(Recorded data)
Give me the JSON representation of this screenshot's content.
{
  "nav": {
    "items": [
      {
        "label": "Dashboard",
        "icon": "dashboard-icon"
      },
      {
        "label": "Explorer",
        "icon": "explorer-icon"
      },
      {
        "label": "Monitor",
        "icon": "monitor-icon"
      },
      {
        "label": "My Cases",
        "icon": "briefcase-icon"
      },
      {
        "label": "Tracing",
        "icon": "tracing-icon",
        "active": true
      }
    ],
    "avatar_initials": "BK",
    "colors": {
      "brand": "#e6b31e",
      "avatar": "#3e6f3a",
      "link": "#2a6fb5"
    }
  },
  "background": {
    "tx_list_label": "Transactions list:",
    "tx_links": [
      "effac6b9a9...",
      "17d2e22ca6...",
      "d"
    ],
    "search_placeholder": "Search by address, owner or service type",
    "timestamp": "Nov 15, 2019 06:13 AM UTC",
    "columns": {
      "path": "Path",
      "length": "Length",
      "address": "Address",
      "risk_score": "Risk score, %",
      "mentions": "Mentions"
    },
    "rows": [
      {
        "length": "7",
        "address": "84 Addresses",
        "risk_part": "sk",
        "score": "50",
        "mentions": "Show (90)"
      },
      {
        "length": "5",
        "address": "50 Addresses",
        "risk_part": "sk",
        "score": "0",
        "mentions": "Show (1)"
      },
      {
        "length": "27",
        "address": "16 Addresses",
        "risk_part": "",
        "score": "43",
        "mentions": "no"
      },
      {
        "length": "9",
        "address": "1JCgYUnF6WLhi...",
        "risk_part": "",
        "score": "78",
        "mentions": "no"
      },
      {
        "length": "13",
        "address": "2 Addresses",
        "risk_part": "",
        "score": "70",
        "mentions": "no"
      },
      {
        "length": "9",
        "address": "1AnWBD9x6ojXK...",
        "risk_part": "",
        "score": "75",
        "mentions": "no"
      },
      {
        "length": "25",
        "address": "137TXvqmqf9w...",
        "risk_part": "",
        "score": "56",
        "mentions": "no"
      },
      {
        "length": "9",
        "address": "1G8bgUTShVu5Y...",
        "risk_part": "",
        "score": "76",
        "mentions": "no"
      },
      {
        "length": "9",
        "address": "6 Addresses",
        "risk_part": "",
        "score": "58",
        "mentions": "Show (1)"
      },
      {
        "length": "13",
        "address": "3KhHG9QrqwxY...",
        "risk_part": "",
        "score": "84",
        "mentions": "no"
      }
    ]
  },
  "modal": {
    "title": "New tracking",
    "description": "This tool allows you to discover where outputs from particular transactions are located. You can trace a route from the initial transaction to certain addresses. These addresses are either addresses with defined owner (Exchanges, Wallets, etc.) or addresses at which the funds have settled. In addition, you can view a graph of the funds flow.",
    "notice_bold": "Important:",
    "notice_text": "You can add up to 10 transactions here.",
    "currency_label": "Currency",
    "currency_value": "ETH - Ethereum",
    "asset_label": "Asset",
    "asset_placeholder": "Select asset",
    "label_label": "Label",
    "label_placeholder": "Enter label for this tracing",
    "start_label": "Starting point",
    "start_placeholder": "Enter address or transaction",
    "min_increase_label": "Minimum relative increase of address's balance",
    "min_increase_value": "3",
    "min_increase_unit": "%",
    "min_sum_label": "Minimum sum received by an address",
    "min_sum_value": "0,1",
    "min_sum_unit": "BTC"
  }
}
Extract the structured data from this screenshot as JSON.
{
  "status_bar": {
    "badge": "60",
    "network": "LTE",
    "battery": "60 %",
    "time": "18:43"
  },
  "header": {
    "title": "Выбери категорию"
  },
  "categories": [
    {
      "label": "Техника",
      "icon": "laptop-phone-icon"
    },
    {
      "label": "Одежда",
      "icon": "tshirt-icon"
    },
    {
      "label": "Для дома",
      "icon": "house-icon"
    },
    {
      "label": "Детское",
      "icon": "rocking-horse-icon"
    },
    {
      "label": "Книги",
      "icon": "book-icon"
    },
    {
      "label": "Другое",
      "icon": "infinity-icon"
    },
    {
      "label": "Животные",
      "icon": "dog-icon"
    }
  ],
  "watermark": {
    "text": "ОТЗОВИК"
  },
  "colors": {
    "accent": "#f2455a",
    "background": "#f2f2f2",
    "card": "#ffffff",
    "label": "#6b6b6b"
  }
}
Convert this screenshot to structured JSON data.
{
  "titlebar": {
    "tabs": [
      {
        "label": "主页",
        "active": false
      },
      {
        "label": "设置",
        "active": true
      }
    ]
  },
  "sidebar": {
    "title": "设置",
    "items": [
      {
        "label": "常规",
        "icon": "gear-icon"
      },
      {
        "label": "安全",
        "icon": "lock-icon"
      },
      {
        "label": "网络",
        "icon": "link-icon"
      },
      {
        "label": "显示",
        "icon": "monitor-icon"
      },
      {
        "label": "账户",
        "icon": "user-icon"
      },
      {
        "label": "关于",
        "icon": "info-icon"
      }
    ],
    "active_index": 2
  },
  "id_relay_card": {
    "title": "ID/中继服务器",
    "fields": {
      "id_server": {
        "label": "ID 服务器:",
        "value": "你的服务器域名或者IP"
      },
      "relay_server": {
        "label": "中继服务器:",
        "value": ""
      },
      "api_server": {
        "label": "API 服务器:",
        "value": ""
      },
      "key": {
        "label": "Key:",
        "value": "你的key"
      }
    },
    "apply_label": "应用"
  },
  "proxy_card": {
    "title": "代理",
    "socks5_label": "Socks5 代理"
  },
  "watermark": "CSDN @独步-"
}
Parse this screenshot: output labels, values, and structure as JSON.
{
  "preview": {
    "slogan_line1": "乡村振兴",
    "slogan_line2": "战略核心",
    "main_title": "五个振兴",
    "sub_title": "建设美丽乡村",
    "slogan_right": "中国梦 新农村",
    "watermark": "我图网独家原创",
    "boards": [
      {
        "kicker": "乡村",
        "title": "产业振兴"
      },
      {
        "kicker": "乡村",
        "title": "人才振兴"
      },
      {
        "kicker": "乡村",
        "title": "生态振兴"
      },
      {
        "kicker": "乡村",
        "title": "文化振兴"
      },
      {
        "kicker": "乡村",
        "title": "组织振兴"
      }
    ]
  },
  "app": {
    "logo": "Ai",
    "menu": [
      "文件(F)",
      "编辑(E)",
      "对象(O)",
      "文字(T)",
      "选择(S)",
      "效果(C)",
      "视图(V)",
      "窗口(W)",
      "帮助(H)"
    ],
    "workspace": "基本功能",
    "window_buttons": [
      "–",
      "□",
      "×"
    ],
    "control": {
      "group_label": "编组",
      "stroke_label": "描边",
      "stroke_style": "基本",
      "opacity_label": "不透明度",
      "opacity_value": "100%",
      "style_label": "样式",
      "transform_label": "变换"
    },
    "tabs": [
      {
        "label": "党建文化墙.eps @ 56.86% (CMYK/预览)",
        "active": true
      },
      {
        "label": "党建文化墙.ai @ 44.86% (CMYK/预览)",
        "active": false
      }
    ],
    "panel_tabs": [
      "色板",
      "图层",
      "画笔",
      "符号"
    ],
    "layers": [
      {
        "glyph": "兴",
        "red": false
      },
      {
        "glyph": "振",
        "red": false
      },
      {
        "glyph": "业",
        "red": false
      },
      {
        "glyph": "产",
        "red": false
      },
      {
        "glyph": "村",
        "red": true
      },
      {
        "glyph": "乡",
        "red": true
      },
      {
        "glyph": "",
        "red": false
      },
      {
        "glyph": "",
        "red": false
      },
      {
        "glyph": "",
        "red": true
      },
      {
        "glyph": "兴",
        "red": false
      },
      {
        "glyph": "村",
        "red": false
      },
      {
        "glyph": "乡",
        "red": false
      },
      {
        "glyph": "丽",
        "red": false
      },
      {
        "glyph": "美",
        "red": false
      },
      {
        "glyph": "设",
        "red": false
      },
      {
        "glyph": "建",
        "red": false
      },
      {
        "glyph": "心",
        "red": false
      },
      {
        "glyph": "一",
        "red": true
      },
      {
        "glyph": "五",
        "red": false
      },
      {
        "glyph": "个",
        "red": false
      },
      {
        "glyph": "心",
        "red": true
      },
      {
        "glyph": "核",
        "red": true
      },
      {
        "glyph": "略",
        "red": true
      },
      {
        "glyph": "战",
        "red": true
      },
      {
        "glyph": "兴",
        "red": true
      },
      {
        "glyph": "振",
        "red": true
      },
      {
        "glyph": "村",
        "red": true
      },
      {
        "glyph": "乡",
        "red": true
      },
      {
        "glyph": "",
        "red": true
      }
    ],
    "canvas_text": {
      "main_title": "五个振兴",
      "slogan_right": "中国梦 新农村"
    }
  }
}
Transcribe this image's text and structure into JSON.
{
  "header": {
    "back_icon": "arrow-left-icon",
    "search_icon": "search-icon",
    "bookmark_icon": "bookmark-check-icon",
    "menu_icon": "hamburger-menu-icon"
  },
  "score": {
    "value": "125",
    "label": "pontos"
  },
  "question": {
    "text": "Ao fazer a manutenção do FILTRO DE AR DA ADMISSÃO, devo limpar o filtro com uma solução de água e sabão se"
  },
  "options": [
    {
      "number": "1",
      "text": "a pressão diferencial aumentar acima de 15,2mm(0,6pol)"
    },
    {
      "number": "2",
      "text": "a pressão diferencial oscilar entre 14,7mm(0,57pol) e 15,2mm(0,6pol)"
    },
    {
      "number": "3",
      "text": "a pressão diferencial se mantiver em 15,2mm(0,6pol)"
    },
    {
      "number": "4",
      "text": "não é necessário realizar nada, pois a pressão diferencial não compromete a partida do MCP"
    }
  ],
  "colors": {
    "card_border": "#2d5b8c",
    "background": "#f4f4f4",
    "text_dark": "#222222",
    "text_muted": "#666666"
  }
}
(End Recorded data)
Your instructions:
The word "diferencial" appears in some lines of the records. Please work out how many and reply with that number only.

Task solution:
4